It appeared that time passed like pouring molasses into a mixing bowl. Six and a half hours later, we welcomed our baby girl, and I couldn’t believe I made it through without any medication! One detail Matt and I agreed upon was wanting the element of surprise, so in the beginning, we didn’t know what the gender was going to be. All we were concerned about was having a healthy baby and we couldn’t wait to count those ten little fingers and ten tiny toes. But when we heard her vocals strong enough to make any singer jealous, it was like we had transported into the land of joy. Our family of two grew to three twenty-nine years ago.
Our daughter’s birth came at a surreal time in our lives. My mother-in-law, Diane, was ill and passed away earlier that year, soon after we told her she was going to become a grandma for the first time. She was elated with this knowledge and it comforted her in those last days. But the fact that she would never hold her granddaughter or have the chance to spoil her like grandmas should do was heartbreaking. Even with the healing magic of time, we still feel cheated as though multiple chapters were ripped from our family novel. Because of this sadness, Matt had hoped for a baby girl. Too soon in life, he lost his mom, but he gained a daughter and she had a sweet way of softening the grieving stages.

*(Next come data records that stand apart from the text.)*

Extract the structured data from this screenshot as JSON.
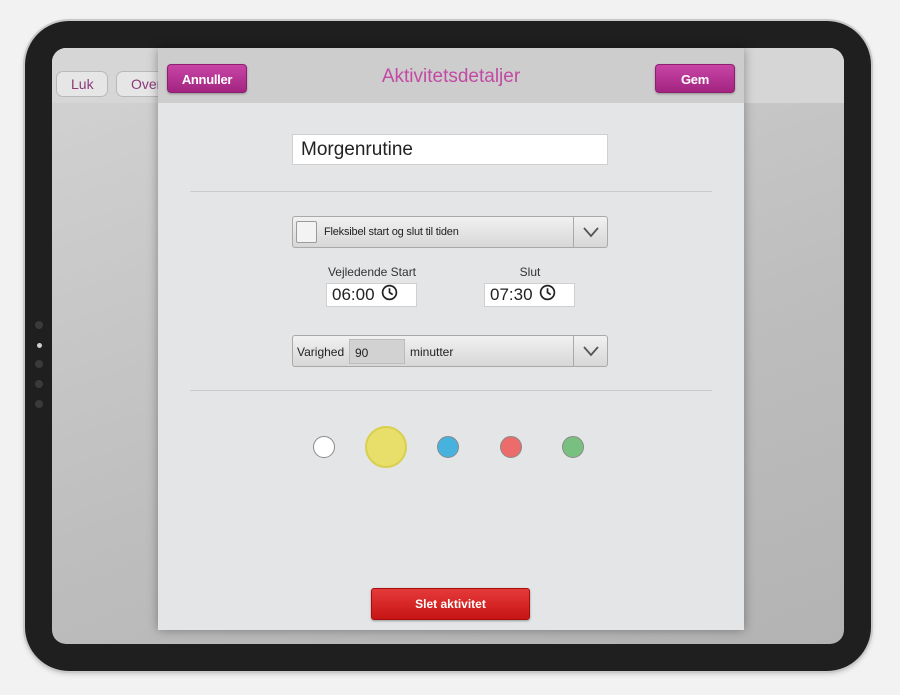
{
  "background_app": {
    "close_label": "Luk",
    "overview_label": "Overs"
  },
  "dialog": {
    "title": "Aktivitetsdetaljer",
    "cancel_label": "Annuller",
    "save_label": "Gem",
    "name_value": "Morgenrutine",
    "flexible_label": "Fleksibel start og slut til tiden",
    "flexible_checked": false,
    "start_label": "Vejledende Start",
    "start_time": "06:00",
    "end_label": "Slut",
    "end_time": "07:30",
    "duration_label": "Varighed",
    "duration_value": "90",
    "duration_unit": "minutter",
    "delete_label": "Slet aktivitet"
  },
  "colors": {
    "accent": "#b8308f",
    "title_color": "#c24aa3",
    "delete_red": "#d41f1f",
    "swatches": [
      {
        "name": "white",
        "hex": "#ffffff",
        "selected": false
      },
      {
        "name": "yellow",
        "hex": "#e8de6a",
        "selected": true
      },
      {
        "name": "blue",
        "hex": "#48b2df",
        "selected": false
      },
      {
        "name": "red",
        "hex": "#ec6b6b",
        "selected": false
      },
      {
        "name": "green",
        "hex": "#78c080",
        "selected": false
      }
    ]
  }
}
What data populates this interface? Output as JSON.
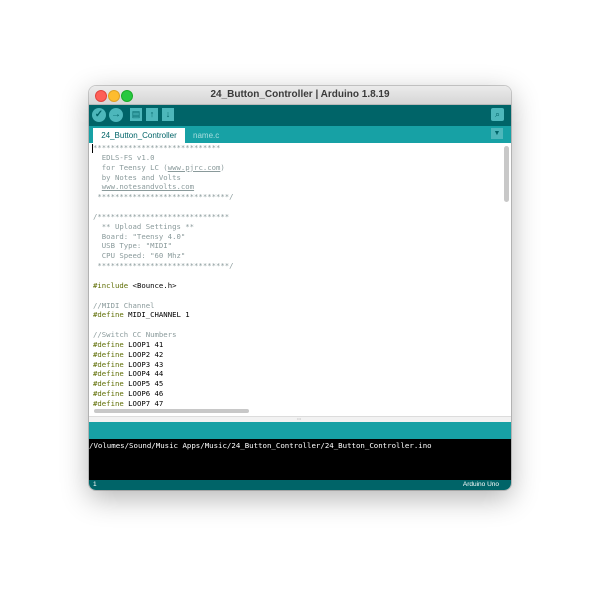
{
  "window": {
    "title": "24_Button_Controller | Arduino 1.8.19"
  },
  "toolbar": {
    "verify_icon": "check-icon",
    "upload_icon": "arrow-right-icon",
    "new_icon": "new-file-icon",
    "open_icon": "open-arrow-up-icon",
    "save_icon": "save-arrow-down-icon",
    "serial_icon": "magnifier-icon",
    "accent": "#006468",
    "button_color": "#4db7bb"
  },
  "tabs": [
    {
      "label": "24_Button_Controller",
      "active": true
    },
    {
      "label": "name.c",
      "active": false
    }
  ],
  "editor": {
    "lines": [
      {
        "text": "*****************************",
        "kind": "cmt"
      },
      {
        "text": "  EDLS-FS v1.0",
        "kind": "cmt"
      },
      {
        "text": "  for Teensy LC (",
        "kind": "cmt",
        "link": "www.pjrc.com",
        "after": ")"
      },
      {
        "text": "  by Notes and Volts",
        "kind": "cmt"
      },
      {
        "text": "  ",
        "kind": "cmt",
        "link": "www.notesandvolts.com",
        "after": ""
      },
      {
        "text": " ******************************/",
        "kind": "cmt"
      },
      {
        "text": "",
        "kind": "blank"
      },
      {
        "text": "/******************************",
        "kind": "cmt"
      },
      {
        "text": "  ** Upload Settings **",
        "kind": "cmt"
      },
      {
        "text": "  Board: \"Teensy 4.0\"",
        "kind": "cmt"
      },
      {
        "text": "  USB Type: \"MIDI\"",
        "kind": "cmt"
      },
      {
        "text": "  CPU Speed: \"60 Mhz\"",
        "kind": "cmt"
      },
      {
        "text": " ******************************/",
        "kind": "cmt"
      },
      {
        "text": "",
        "kind": "blank"
      },
      {
        "directive": "#include",
        "text": " <Bounce.h>",
        "kind": "dir"
      },
      {
        "text": "",
        "kind": "blank"
      },
      {
        "text": "//MIDI Channel",
        "kind": "cmt"
      },
      {
        "directive": "#define",
        "text": " MIDI_CHANNEL 1",
        "kind": "dir"
      },
      {
        "text": "",
        "kind": "blank"
      },
      {
        "text": "//Switch CC Numbers",
        "kind": "cmt"
      },
      {
        "directive": "#define",
        "text": " LOOP1 41",
        "kind": "dir"
      },
      {
        "directive": "#define",
        "text": " LOOP2 42",
        "kind": "dir"
      },
      {
        "directive": "#define",
        "text": " LOOP3 43",
        "kind": "dir"
      },
      {
        "directive": "#define",
        "text": " LOOP4 44",
        "kind": "dir"
      },
      {
        "directive": "#define",
        "text": " LOOP5 45",
        "kind": "dir"
      },
      {
        "directive": "#define",
        "text": " LOOP6 46",
        "kind": "dir"
      },
      {
        "directive": "#define",
        "text": " LOOP7 47",
        "kind": "dir"
      }
    ]
  },
  "console": {
    "text": "/Volumes/Sound/Music Apps/Music/24_Button_Controller/24_Button_Controller.ino"
  },
  "footer": {
    "line_number": "1",
    "board": "Arduino Uno"
  }
}
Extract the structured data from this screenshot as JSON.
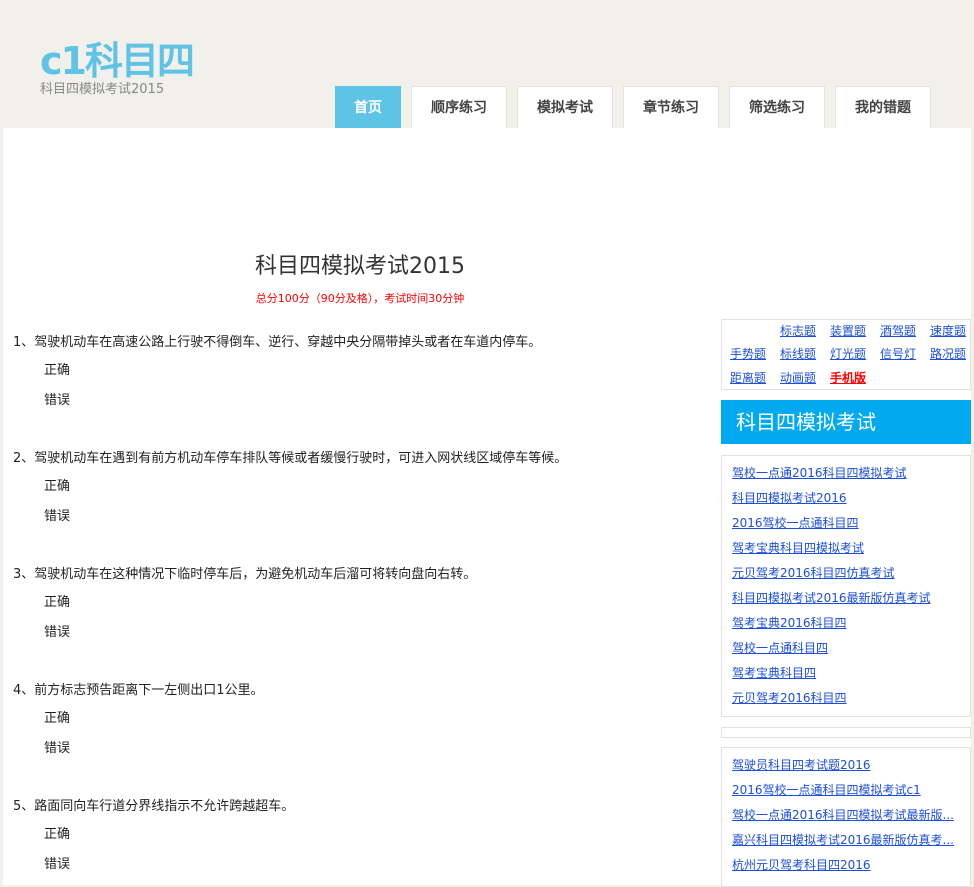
{
  "header": {
    "logo": "c1科目四",
    "subtitle": "科目四模拟考试2015"
  },
  "nav": [
    "首页",
    "顺序练习",
    "模拟考试",
    "章节练习",
    "筛选练习",
    "我的错题"
  ],
  "exam": {
    "title": "科目四模拟考试2015",
    "note": "总分100分（90分及格），考试时间30分钟"
  },
  "questions": [
    {
      "text": "1、驾驶机动车在高速公路上行驶不得倒车、逆行、穿越中央分隔带掉头或者在车道内停车。",
      "options": [
        "正确",
        "错误"
      ]
    },
    {
      "text": "2、驾驶机动车在遇到有前方机动车停车排队等候或者缓慢行驶时，可进入网状线区域停车等候。",
      "options": [
        "正确",
        "错误"
      ]
    },
    {
      "text": "3、驾驶机动车在这种情况下临时停车后，为避免机动车后溜可将转向盘向右转。",
      "options": [
        "正确",
        "错误"
      ]
    },
    {
      "text": "4、前方标志预告距离下一左侧出口1公里。",
      "options": [
        "正确",
        "错误"
      ]
    },
    {
      "text": "5、路面同向车行道分界线指示不允许跨越超车。",
      "options": [
        "正确",
        "错误"
      ]
    }
  ],
  "sidebar": {
    "tags": [
      "",
      "标志题",
      "装置题",
      "酒驾题",
      "速度题",
      "手势题",
      "标线题",
      "灯光题",
      "信号灯",
      "路况题",
      "距离题",
      "动画题",
      "手机版"
    ],
    "highlight_color": "#ff0000",
    "header": "科目四模拟考试",
    "links1": [
      "驾校一点通2016科目四模拟考试",
      "科目四模拟考试2016",
      "2016驾校一点通科目四",
      "驾考宝典科目四模拟考试",
      "元贝驾考2016科目四仿真考试",
      "科目四模拟考试2016最新版仿真考试",
      "驾考宝典2016科目四",
      "驾校一点通科目四",
      "驾考宝典科目四",
      "元贝驾考2016科目四"
    ],
    "links2": [
      "驾驶员科目四考试题2016",
      "2016驾校一点通科目四模拟考试c1",
      "驾校一点通2016科目四模拟考试最新版...",
      "嘉兴科目四模拟考试2016最新版仿真考...",
      "杭州元贝驾考科目四2016"
    ]
  },
  "colors": {
    "accent": "#5fc3e6",
    "sidebar_header": "#00a9f0",
    "link": "#1d4fd8"
  }
}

When I first held our little girl, I was on a high that I had never experienced before, unsure if my feet were still on the ground. Steph had beautiful little rosebud lips and the softest skin. I instantly felt the bond between us. The pain I so vehemently dreaded in the beginning faded into no man’s land. As a result, when we decided to have another child, I didn’t have second thoughts. I was ready for deep breathing, for sweating, and to face that pain head on with boxing gloves because I knew the reward would be worth it.
We repeated our plans with the element of surprise, so it was euphoria again when our baby boy was born. After an even shorter labor of two and a half hours, I can’t deny being lucky. When I held our son for the first time, looking at his precious little face, my heart melted into a puddle of love. We named him Michael, a popular name but a favorite of ours, and he completed our family almost four years later.

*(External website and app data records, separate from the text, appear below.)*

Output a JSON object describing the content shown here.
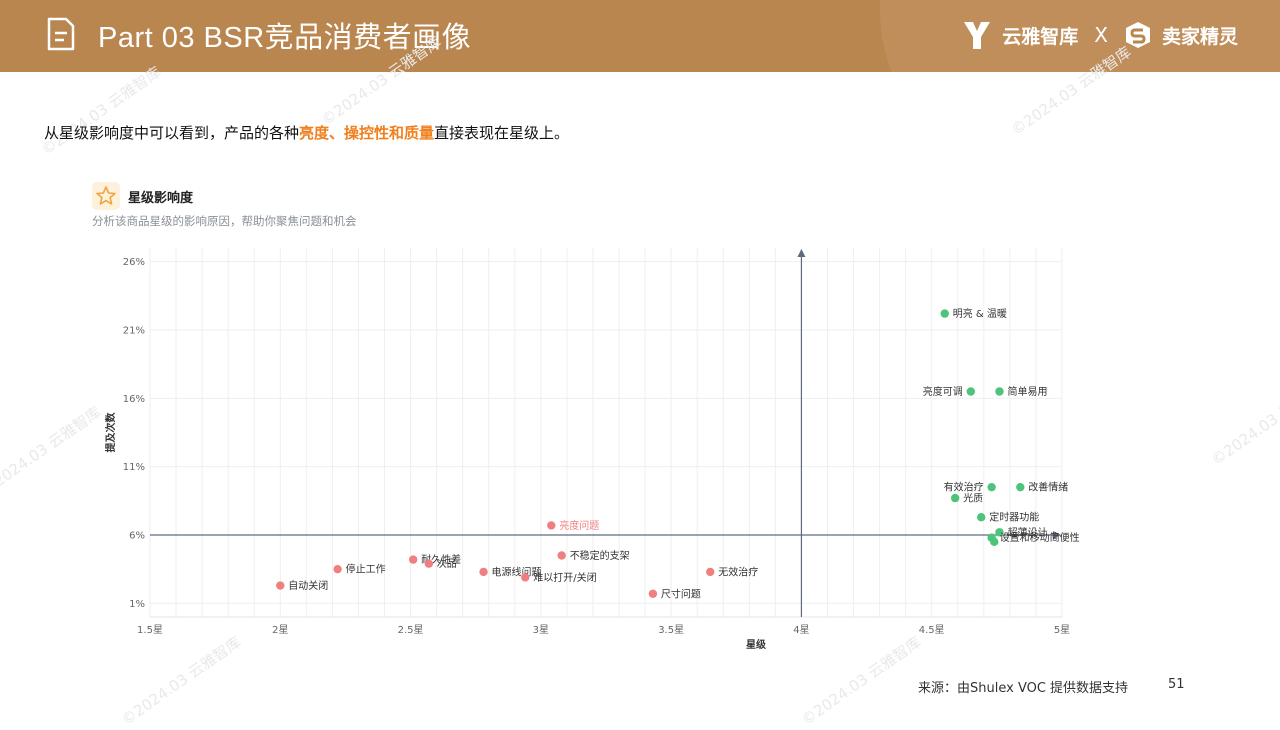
{
  "header": {
    "title": "Part 03  BSR竞品消费者画像",
    "brand_left": "云雅智库",
    "brand_sep": "X",
    "brand_right": "卖家精灵"
  },
  "subtitle": {
    "prefix": "从星级影响度中可以看到，产品的各种",
    "highlight": "亮度、操控性和质量",
    "suffix": "直接表现在星级上。"
  },
  "card": {
    "title": "星级影响度",
    "description": "分析该商品星级的影响原因，帮助你聚焦问题和机会"
  },
  "footer": {
    "source": "来源：由Shulex VOC 提供数据支持",
    "page": "51"
  },
  "watermark": {
    "text": "©2024.03 云雅智库"
  },
  "colors": {
    "header": "#b9864f",
    "highlight": "#f0801e",
    "positive": "#4cc47a",
    "negative": "#f08080",
    "axis": "#5f6a80"
  },
  "chart_data": {
    "type": "scatter",
    "xlabel": "星级",
    "ylabel": "提及次数",
    "xlim": [
      1.5,
      5
    ],
    "ylim": [
      0,
      27
    ],
    "x_ticks": [
      1.5,
      2,
      2.5,
      3,
      3.5,
      4,
      4.5,
      5
    ],
    "x_tick_labels": [
      "1.5星",
      "2星",
      "2.5星",
      "3星",
      "3.5星",
      "4星",
      "4.5星",
      "5星"
    ],
    "y_ticks": [
      1,
      6,
      11,
      16,
      21,
      26
    ],
    "y_tick_labels": [
      "1%",
      "6%",
      "11%",
      "16%",
      "21%",
      "26%"
    ],
    "grid": true,
    "crosshair": {
      "x": 4,
      "y": 6
    },
    "points": [
      {
        "label": "明亮 & 温暖",
        "x": 4.55,
        "y": 22.2,
        "group": "positive",
        "label_side": "right",
        "label_red": false
      },
      {
        "label": "亮度可调",
        "x": 4.65,
        "y": 16.5,
        "group": "positive",
        "label_side": "left",
        "label_red": false
      },
      {
        "label": "简单易用",
        "x": 4.76,
        "y": 16.5,
        "group": "positive",
        "label_side": "right",
        "label_red": false
      },
      {
        "label": "有效治疗",
        "x": 4.73,
        "y": 9.5,
        "group": "positive",
        "label_side": "left",
        "label_red": false
      },
      {
        "label": "改善情绪",
        "x": 4.84,
        "y": 9.5,
        "group": "positive",
        "label_side": "right",
        "label_red": false
      },
      {
        "label": "光质",
        "x": 4.59,
        "y": 8.7,
        "group": "positive",
        "label_side": "right",
        "label_red": false
      },
      {
        "label": "定时器功能",
        "x": 4.69,
        "y": 7.3,
        "group": "positive",
        "label_side": "right",
        "label_red": false
      },
      {
        "label": "超薄设计",
        "x": 4.76,
        "y": 6.2,
        "group": "positive",
        "label_side": "right",
        "label_red": false
      },
      {
        "label": "设置和移动简便性",
        "x": 4.73,
        "y": 5.8,
        "group": "positive",
        "label_side": "right",
        "label_red": false
      },
      {
        "label": "",
        "x": 4.74,
        "y": 5.5,
        "group": "positive",
        "label_side": "right",
        "label_red": false
      },
      {
        "label": "亮度问题",
        "x": 3.04,
        "y": 6.7,
        "group": "negative",
        "label_side": "right",
        "label_red": true
      },
      {
        "label": "不稳定的支架",
        "x": 3.08,
        "y": 4.5,
        "group": "negative",
        "label_side": "right",
        "label_red": false
      },
      {
        "label": "耐久性差",
        "x": 2.51,
        "y": 4.2,
        "group": "negative",
        "label_side": "right",
        "label_red": false
      },
      {
        "label": "次品",
        "x": 2.57,
        "y": 3.9,
        "group": "negative",
        "label_side": "right",
        "label_red": false
      },
      {
        "label": "停止工作",
        "x": 2.22,
        "y": 3.5,
        "group": "negative",
        "label_side": "right",
        "label_red": false
      },
      {
        "label": "电源线问题",
        "x": 2.78,
        "y": 3.3,
        "group": "negative",
        "label_side": "right",
        "label_red": false
      },
      {
        "label": "无效治疗",
        "x": 3.65,
        "y": 3.3,
        "group": "negative",
        "label_side": "right",
        "label_red": false
      },
      {
        "label": "难以打开/关闭",
        "x": 2.94,
        "y": 2.9,
        "group": "negative",
        "label_side": "right",
        "label_red": false
      },
      {
        "label": "自动关闭",
        "x": 2.0,
        "y": 2.3,
        "group": "negative",
        "label_side": "right",
        "label_red": false
      },
      {
        "label": "尺寸问题",
        "x": 3.43,
        "y": 1.7,
        "group": "negative",
        "label_side": "right",
        "label_red": false
      }
    ]
  }
}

I recall the varied emotions from becoming a parent almost thirty years ago…the joy, the fear, the uncertainty, the second-guessing of whether I’d be a good mom or not. Experiences I can’t touch again, but memories and details I can hold forever. Becoming a mother was the first career I wanted; no other vocation equaled my longing. Parenthood turned out to be a lot of things…rewarding, thankless, fulfilling, and frustrating. Although challenges are unavoidable, those become overshadowed from the joy that manifests itself like finding the pot of gold. I’m grateful for the positive pink that even in its muted shade, shined brightly, changing my life twofold in the most worthwhile ways.

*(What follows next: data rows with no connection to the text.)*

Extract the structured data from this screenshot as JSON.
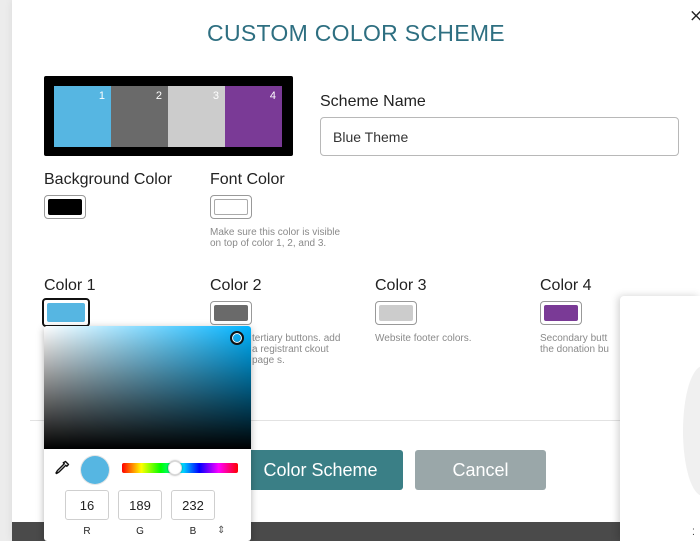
{
  "modal": {
    "title": "CUSTOM COLOR SCHEME",
    "close_glyph": "×"
  },
  "preview": {
    "background": "#000000",
    "segments": [
      {
        "label": "1",
        "color": "#56b6e2"
      },
      {
        "label": "2",
        "color": "#6a6a6a"
      },
      {
        "label": "3",
        "color": "#cccccc"
      },
      {
        "label": "4",
        "color": "#7a3a96"
      }
    ]
  },
  "scheme_name": {
    "label": "Scheme Name",
    "value": "Blue Theme"
  },
  "background_color": {
    "label": "Background Color",
    "value": "#000000"
  },
  "font_color": {
    "label": "Font Color",
    "value": "#ffffff",
    "hint": "Make sure this color is visible on top of color 1, 2, and 3."
  },
  "colors": [
    {
      "label": "Color 1",
      "value": "#56b6e2",
      "hint": ""
    },
    {
      "label": "Color 2",
      "value": "#6a6a6a",
      "hint": "tertiary buttons. add a registrant ckout page s."
    },
    {
      "label": "Color 3",
      "value": "#cccccc",
      "hint": "Website footer colors."
    },
    {
      "label": "Color 4",
      "value": "#7a3a96",
      "hint": "Secondary butt the donation bu"
    }
  ],
  "buttons": {
    "save_label": "Color Scheme",
    "cancel_label": "Cancel",
    "save_color": "#3a7f86",
    "cancel_color": "#9aa7a9"
  },
  "picker": {
    "current_color": "#56b6e2",
    "r": "16",
    "g": "189",
    "b": "232",
    "r_label": "R",
    "g_label": "G",
    "b_label": "B",
    "mode_toggle_glyph": "⇕",
    "eyedropper_icon": "eyedropper-icon"
  },
  "accent_color": "#2e6f81"
}
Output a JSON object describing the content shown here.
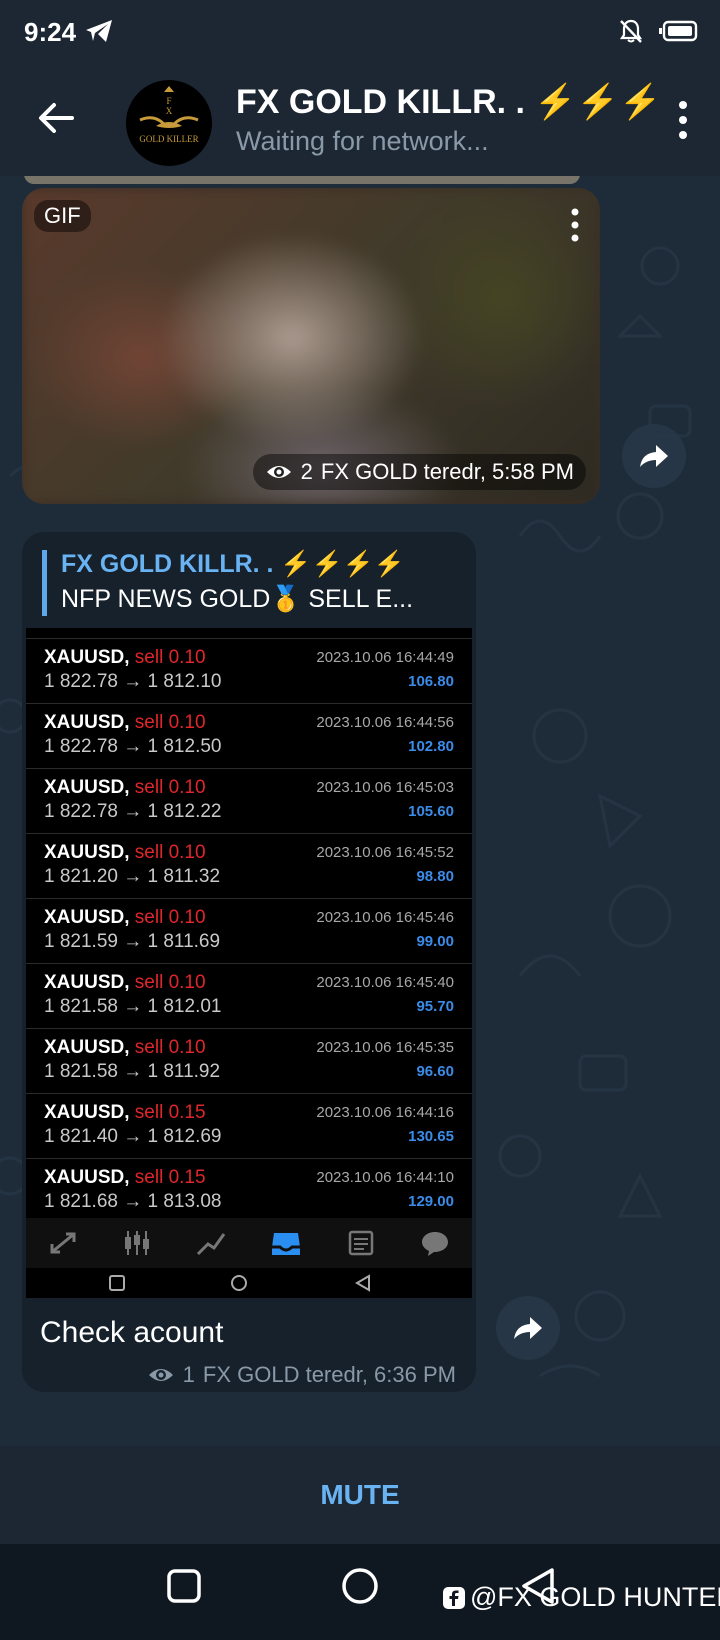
{
  "status_bar": {
    "time": "9:24"
  },
  "header": {
    "title": "FX GOLD KILLR. . ⚡⚡⚡",
    "subtitle": "Waiting for network..."
  },
  "gif_message": {
    "badge": "GIF",
    "views": "2",
    "signature": "FX GOLD teredr, 5:58 PM"
  },
  "post": {
    "reply_title": "FX GOLD KILLR. . ⚡⚡⚡⚡",
    "reply_text": "NFP NEWS   GOLD🥇 SELL  E...",
    "caption": "Check acount",
    "views": "1",
    "signature": "FX GOLD teredr, 6:36 PM",
    "trades": [
      {
        "symbol": "XAUUSD,",
        "side": "sell 0.10",
        "prices": "1 822.78 → 1 812.10",
        "date": "2023.10.06 16:44:49",
        "profit": "106.80"
      },
      {
        "symbol": "XAUUSD,",
        "side": "sell 0.10",
        "prices": "1 822.78 → 1 812.50",
        "date": "2023.10.06 16:44:56",
        "profit": "102.80"
      },
      {
        "symbol": "XAUUSD,",
        "side": "sell 0.10",
        "prices": "1 822.78 → 1 812.22",
        "date": "2023.10.06 16:45:03",
        "profit": "105.60"
      },
      {
        "symbol": "XAUUSD,",
        "side": "sell 0.10",
        "prices": "1 821.20 → 1 811.32",
        "date": "2023.10.06 16:45:52",
        "profit": "98.80"
      },
      {
        "symbol": "XAUUSD,",
        "side": "sell 0.10",
        "prices": "1 821.59 → 1 811.69",
        "date": "2023.10.06 16:45:46",
        "profit": "99.00"
      },
      {
        "symbol": "XAUUSD,",
        "side": "sell 0.10",
        "prices": "1 821.58 → 1 812.01",
        "date": "2023.10.06 16:45:40",
        "profit": "95.70"
      },
      {
        "symbol": "XAUUSD,",
        "side": "sell 0.10",
        "prices": "1 821.58 → 1 811.92",
        "date": "2023.10.06 16:45:35",
        "profit": "96.60"
      },
      {
        "symbol": "XAUUSD,",
        "side": "sell 0.15",
        "prices": "1 821.40 → 1 812.69",
        "date": "2023.10.06 16:44:16",
        "profit": "130.65"
      },
      {
        "symbol": "XAUUSD,",
        "side": "sell 0.15",
        "prices": "1 821.68 → 1 813.08",
        "date": "2023.10.06 16:44:10",
        "profit": "129.00"
      }
    ]
  },
  "mute_label": "MUTE",
  "watermark": "@FX GOLD HUNTER",
  "colors": {
    "accent": "#6ab3f3",
    "sell": "#e0262b",
    "profit": "#3b8be8"
  }
}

Since my daughter recently celebrated her birthday, I thought it was perfect timing to share my memories of becoming a mom. As the years pass, some details fade, but others stay vivid in my heart and mind. 💗